We are all aware of the fact that inadequate sleep makes it harder to function; we are only vaguely aware it could lead to some long-term health problems. For one thing, if we don’t get enough sleep, we are likely to end up looking like this:
Its effects on the brain are also well known, but many are unware of the role it plays in obesity and diabetes. Sleep deprivation can become part of a vicious cycle in which it is difficult to exercise, which in turn makes it difficult to get enough sleep(exercising during the day improves sleep quality at night), which makes it difficult to exercise, etc. But there is more to it that that.
So let’s see what our friends at the Department of Health Studies, University of Chicago, Chicago, IL, had to say about the Associations between sleep loss and increased risk of obesity and diabetes –
Evidence is rapidly accumulating to indicate that chronic partial sleep loss may increase the risk of obesity and diabetes. Laboratory studies in healthy volunteers have shown that experimental sleep restriction is associated with an adverse impact on glucose homeostasis. Insulin sensitivity decreases rapidly and markedly without adequate compensation in beta cell function, resulting in an elevated risk of diabetes. Prospective epidemiologic studies in both children and adults are consistent with a causative role of short sleep in the increased risk of diabetes. Sleep curtailment is also associated with a dysregulation of the neuroendocrine control of appetite, with a reduction of the satiety factor, leptin, and an increase in the hunger-promoting hormone, ghrelin.

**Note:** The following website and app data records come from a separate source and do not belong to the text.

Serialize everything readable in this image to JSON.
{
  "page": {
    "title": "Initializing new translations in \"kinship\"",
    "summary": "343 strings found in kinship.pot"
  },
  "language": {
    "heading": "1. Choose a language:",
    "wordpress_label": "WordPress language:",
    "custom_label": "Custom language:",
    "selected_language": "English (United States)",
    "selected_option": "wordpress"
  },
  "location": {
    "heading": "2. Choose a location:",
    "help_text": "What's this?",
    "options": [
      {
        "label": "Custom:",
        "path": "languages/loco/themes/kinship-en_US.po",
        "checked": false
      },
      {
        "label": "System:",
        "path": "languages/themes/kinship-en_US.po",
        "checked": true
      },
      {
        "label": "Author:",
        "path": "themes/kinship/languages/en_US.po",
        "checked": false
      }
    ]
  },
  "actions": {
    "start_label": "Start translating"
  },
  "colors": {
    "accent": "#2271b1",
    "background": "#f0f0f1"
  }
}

That sounds really scary. So if you are having trouble sleeping, dim your lights at night as much as possible since light can be stimulating; do not watch TV before bedtime or use your computer(unless you dim it a lot, like I did with my screen). Avoid spicy food, caffeine and alcohol as well. Alchol may help you fall asleep, but the sleep will be of poor quality. Sugary food is also out of the question. Avoid pills at all costs, you do not want to become dependent on them. Remember that it is during your sleep when your muscles grow the most. It is not a good idea to exercise within a few hours before bedtime, unless it is very light exercise.

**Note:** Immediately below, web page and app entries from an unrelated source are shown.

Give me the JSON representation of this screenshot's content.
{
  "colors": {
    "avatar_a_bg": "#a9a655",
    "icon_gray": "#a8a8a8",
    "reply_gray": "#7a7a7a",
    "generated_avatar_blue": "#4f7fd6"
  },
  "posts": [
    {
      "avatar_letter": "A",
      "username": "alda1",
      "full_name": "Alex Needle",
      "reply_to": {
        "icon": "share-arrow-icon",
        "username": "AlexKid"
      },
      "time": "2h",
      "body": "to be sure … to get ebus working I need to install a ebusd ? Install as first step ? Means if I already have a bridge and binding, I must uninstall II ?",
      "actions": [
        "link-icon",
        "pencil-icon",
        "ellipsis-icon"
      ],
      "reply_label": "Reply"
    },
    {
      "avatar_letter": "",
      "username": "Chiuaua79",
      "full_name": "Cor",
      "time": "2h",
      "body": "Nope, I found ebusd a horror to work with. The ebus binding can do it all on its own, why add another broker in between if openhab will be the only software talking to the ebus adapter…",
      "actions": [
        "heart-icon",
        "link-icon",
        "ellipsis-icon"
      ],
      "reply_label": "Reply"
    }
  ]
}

Posted in exercise, fitness, health
Tagged diabetes, insomnia, muscles, muscles sleep, obesity, obesity risk, sleep deprivation, sleep deprivation diabetes, walking dead, zombies

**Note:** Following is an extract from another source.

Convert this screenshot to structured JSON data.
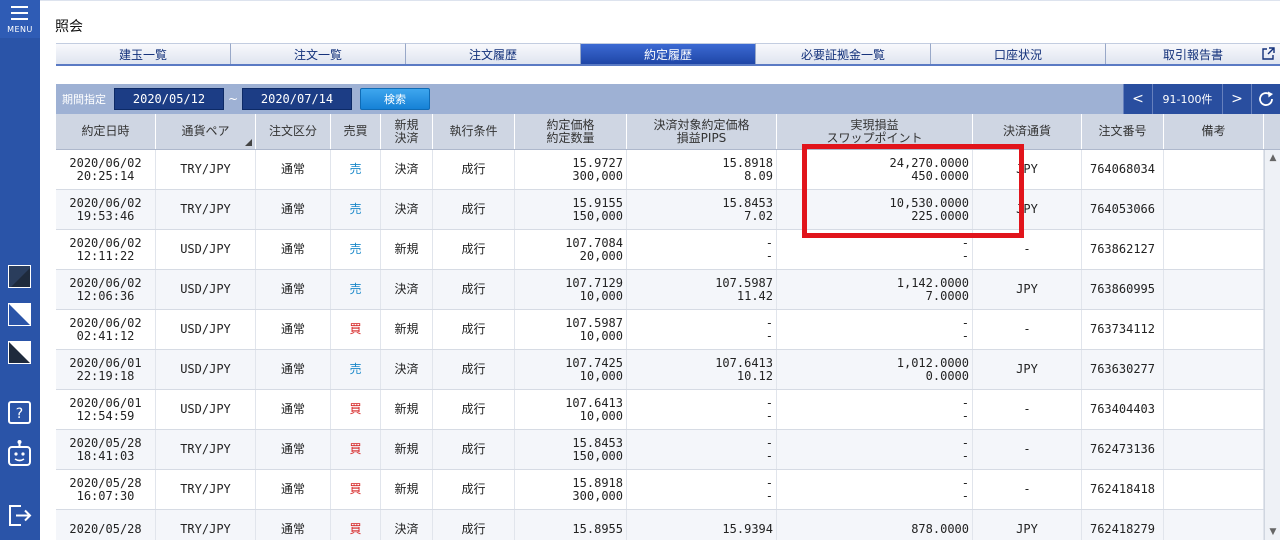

The idea that lactic acid causes muscle fatigue and stiffness during exercise is a stubborn one. It has been discredited by scientific research, but many fitness enthusiasts still see lactic acid as an enemy that interferes with performance.
Not only does lactic acid(which in the body is in the form called “lactate”) not cause muscle fatigue, it is actually used as an important fuel during vigorous exercise.
This myth goes back to the early 20th century, but it was fully discredited only recently.
All this begs the question: What is causing the fatigue and stiffness that was once blamed on lactate? According to researchers at Columbia University, it may be caused by overworked muscles leaking calcium, among many other factors. And acidity in general in fatigued muscles may play a role in stiffness and fatigue, it’s just not the lactate causing most of it.
So what’s the solution? The idea of calcium leakage partially causing muscle fatigue doesn’t mean most people should consume less calcium, as this is a vital mineral(it is possible to get too much, and it can cause problems but this is rare). However, and I am just speculating here, maybe ensuring adequate vitamin K consumption can help prevent this a little, since it helps with calcium metabolism, along with making sure you get enough magnesium. Calcium helps muscles contract, magnesium helps them contract as well as relax; if you have too much calcium in your body relative to the amount of magnesium, this can be problematic(in fact, not getting enough magnesium may be detrimental to your heart).
It is relatively east to get enough magnesium if you eat like a rabbit – lots of leafy greens, nuts, and whole grains. Fermented vegetables are an especially good source of vitamin K. If you are taking calcium supplements, it may be a good idea to take supplements that combine magnesium with the calcium, to counteract the potentially negative effects of calcium. Try discussing this with your doctor or pharmacist.
Proper hydration and making sure you are getting the right amount of electrolytes helps too. I don’t think stretching would help, since just because a muscle is stiff doesn’t mean it needs to be stretched. Increasingly, science is showing that stretching is practically useless for most people.
Posted in exercise, fitness, health, joggling, running
Tagged calcium, electrolytes, fatigue, fitness myths, fitness science, lactate, lactic acid, magnesium, misconceptions, muscle fatigue, muscle stiffness, muscle weakness, muscles, myths, nutrition, rabbit, sports science, stiffness, stretching, vitamin K